- Occasionally, tribe members are eliminated due to battle, hardship, or other nasty events. Those students become members of the monstrous Grendelkin tribe. This tribe can then use the other tribes’ Doom points against them to spoil their efforts to deal with the crises they face.
The game design aims at creating a rhythm: Students spend some intense minutes in their smaller tribes discussing and planning their response to a crisis, and then the entire class comes together to watch the framed scenes and to determine the outcome. It also works to keep students active: No one is ever eliminated from the game, and the small size of the tribes means that everyone can play a vital role.
I initially thought I would use this game alongside our reading of Beowulf or as a fun post-reading activity. The more I thought about the game, however, the more I feared that students would be swayed by the epic and simply replay the responses and events of that narrative. I didn’t want the game to turn into a shallow practice in imitation.

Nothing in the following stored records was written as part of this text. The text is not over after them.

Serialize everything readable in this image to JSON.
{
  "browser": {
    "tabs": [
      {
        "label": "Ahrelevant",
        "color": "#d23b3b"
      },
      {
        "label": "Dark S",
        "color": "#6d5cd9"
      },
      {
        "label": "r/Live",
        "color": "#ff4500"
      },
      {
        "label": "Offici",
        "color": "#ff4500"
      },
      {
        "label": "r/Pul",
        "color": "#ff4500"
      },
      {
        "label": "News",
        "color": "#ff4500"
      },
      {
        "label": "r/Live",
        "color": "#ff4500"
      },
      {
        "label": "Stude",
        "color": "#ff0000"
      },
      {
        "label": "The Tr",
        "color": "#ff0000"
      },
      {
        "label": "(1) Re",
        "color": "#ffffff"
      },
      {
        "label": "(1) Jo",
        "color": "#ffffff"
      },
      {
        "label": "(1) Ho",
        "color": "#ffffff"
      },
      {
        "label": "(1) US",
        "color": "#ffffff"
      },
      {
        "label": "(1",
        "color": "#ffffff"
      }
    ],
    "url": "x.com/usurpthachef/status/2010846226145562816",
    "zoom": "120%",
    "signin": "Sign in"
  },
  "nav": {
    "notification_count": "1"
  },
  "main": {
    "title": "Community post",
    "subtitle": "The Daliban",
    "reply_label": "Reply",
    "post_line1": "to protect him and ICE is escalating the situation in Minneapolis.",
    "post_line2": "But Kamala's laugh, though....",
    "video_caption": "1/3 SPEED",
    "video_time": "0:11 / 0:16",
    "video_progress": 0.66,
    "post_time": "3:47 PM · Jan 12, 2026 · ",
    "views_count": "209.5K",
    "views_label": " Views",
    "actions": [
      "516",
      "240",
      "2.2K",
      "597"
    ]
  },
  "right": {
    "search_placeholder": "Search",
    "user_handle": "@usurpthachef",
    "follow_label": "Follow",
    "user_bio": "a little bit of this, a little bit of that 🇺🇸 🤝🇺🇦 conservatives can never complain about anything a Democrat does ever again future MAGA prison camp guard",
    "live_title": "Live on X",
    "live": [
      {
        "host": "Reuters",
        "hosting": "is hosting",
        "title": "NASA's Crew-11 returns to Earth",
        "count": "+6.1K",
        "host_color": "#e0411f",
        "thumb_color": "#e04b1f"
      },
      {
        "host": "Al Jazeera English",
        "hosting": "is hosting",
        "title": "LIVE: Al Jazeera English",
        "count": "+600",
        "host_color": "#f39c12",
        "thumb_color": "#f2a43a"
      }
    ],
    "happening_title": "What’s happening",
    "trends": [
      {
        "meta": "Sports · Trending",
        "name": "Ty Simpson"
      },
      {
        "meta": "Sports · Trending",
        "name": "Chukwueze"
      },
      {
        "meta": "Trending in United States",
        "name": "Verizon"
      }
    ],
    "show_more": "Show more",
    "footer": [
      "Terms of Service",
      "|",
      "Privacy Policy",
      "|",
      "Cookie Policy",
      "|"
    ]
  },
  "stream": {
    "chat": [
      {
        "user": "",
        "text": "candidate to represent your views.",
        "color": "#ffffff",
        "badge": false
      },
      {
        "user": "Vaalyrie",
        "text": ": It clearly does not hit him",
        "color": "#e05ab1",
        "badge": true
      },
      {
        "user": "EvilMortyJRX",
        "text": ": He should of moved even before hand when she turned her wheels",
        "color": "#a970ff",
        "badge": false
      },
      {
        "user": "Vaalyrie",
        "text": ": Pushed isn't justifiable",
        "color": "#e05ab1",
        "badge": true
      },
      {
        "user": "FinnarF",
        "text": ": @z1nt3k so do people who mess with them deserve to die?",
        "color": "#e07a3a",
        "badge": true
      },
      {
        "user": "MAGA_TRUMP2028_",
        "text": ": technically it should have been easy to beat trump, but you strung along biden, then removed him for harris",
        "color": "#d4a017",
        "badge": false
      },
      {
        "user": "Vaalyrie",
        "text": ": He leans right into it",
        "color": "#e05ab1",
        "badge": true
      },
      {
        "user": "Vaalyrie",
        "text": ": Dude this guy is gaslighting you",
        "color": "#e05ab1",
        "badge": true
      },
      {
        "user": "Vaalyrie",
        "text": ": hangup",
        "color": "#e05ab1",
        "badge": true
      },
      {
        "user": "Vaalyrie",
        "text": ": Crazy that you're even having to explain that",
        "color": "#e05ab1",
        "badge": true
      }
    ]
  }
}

So I zagged: My students played Becoming Beowulf as a preparation to reading the text itself (which will occur in a couple weeks at the start of the second semester). Now, when students encounter the epic, they will read about situations which they previously faced as players in the game. Often, they are going to discover that the characters and tribes in the epic took very different approaches than the solutions tried out in Becoming Beowulf. That should open up some rich discussions about the strategic, cultural, and dramatic situations that factored into those differences.
In a traditional book, the path of the narrative is set by the author and the reader has no choice but to follow along. But the open-ended nature of the roleplaying game means that the players can explore alternative pathways, and these can give them some valuable alternative perspectives when analyzing narratives. I will be heavily exploiting this resource in the coming weeks. When, for example, we read about Hrothgar offering asylum Beowulf’s outcast father, my students will not see this act of charity as given or inevitable, for they will have already explored different ways in which a tribe might deal with a foreign fugitive seeking help. That, at least, is the idea.
How did Becoming Beowulf fare on the actual field of battle? For that assessment, please visit Robbie's blog for Part 2: The Experiment and much more insightful content.